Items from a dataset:
+--

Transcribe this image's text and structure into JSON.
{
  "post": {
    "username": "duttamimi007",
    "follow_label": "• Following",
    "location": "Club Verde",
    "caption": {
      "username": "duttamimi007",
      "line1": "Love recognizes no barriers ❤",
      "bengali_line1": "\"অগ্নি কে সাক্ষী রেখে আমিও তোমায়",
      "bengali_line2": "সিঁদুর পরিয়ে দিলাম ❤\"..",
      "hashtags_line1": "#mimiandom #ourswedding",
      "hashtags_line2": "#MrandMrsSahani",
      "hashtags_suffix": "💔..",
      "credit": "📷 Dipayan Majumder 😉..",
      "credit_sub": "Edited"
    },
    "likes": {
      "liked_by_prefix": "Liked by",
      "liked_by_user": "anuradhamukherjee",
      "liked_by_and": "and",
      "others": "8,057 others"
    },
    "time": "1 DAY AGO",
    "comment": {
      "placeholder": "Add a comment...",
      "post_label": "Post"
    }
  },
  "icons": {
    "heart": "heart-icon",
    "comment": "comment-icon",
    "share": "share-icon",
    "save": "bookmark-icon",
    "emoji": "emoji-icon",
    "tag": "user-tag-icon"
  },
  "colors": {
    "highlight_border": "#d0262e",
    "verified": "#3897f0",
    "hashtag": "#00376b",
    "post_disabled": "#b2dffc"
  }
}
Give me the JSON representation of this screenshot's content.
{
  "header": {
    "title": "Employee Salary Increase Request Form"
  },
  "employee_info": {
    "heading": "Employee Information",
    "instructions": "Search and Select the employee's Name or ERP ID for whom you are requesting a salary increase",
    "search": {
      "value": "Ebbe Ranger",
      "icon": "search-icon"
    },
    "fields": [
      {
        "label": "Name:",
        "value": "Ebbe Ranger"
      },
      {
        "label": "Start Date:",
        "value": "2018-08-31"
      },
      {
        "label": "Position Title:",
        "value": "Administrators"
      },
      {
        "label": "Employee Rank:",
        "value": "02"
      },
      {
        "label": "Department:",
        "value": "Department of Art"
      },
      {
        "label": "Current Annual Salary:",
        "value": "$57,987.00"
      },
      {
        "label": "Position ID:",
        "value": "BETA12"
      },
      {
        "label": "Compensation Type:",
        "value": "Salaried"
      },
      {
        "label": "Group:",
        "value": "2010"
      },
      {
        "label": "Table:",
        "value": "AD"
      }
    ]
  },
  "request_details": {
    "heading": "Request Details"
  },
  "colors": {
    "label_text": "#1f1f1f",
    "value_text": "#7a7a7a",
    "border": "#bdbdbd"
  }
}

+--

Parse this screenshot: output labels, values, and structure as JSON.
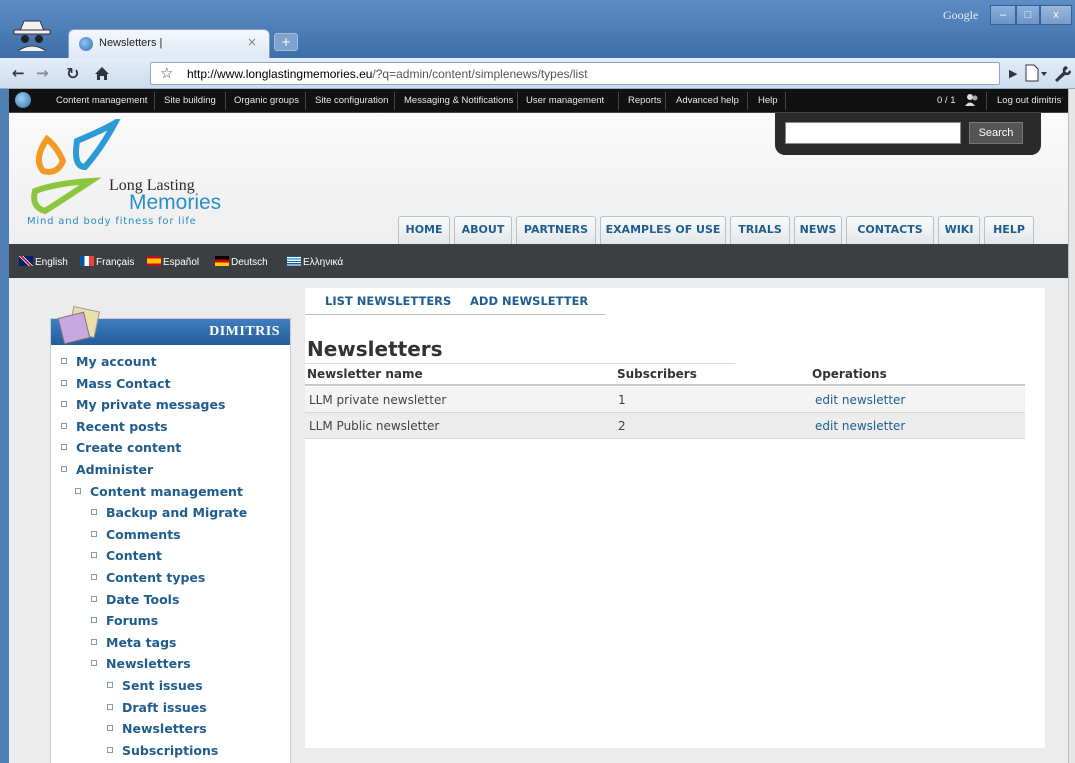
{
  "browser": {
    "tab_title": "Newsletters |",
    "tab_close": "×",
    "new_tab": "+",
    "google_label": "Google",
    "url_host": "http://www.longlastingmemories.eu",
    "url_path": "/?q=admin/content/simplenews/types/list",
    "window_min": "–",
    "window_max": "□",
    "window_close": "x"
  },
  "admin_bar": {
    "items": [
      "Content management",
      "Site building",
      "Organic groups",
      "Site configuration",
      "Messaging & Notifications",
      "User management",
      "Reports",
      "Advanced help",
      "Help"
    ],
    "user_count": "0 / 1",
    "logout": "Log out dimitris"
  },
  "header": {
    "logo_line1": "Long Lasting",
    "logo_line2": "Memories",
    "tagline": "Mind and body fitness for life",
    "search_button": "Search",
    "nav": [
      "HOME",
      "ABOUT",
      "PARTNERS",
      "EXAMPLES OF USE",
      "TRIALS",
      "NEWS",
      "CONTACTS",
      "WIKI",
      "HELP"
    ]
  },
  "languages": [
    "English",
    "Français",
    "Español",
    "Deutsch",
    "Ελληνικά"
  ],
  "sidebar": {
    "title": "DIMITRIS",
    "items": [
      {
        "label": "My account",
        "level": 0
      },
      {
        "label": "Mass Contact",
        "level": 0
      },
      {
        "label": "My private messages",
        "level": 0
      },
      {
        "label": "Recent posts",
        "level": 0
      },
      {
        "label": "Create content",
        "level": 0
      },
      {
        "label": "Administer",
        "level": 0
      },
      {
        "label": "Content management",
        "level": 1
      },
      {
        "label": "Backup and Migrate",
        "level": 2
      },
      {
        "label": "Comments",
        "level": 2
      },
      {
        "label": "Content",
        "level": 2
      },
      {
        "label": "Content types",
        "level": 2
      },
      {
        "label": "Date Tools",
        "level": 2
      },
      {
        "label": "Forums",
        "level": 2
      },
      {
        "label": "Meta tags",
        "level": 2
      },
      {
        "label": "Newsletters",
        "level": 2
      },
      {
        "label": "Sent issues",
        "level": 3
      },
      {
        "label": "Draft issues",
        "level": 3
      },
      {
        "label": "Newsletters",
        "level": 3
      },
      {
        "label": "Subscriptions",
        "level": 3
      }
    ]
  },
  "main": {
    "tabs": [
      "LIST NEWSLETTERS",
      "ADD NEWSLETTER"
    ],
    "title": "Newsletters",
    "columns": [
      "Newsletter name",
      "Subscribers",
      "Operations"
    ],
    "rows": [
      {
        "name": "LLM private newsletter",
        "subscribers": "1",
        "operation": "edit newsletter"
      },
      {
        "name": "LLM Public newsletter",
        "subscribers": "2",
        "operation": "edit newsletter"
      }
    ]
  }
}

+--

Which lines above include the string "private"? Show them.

        "label": "My private messages",
        "name": "LLM private newsletter",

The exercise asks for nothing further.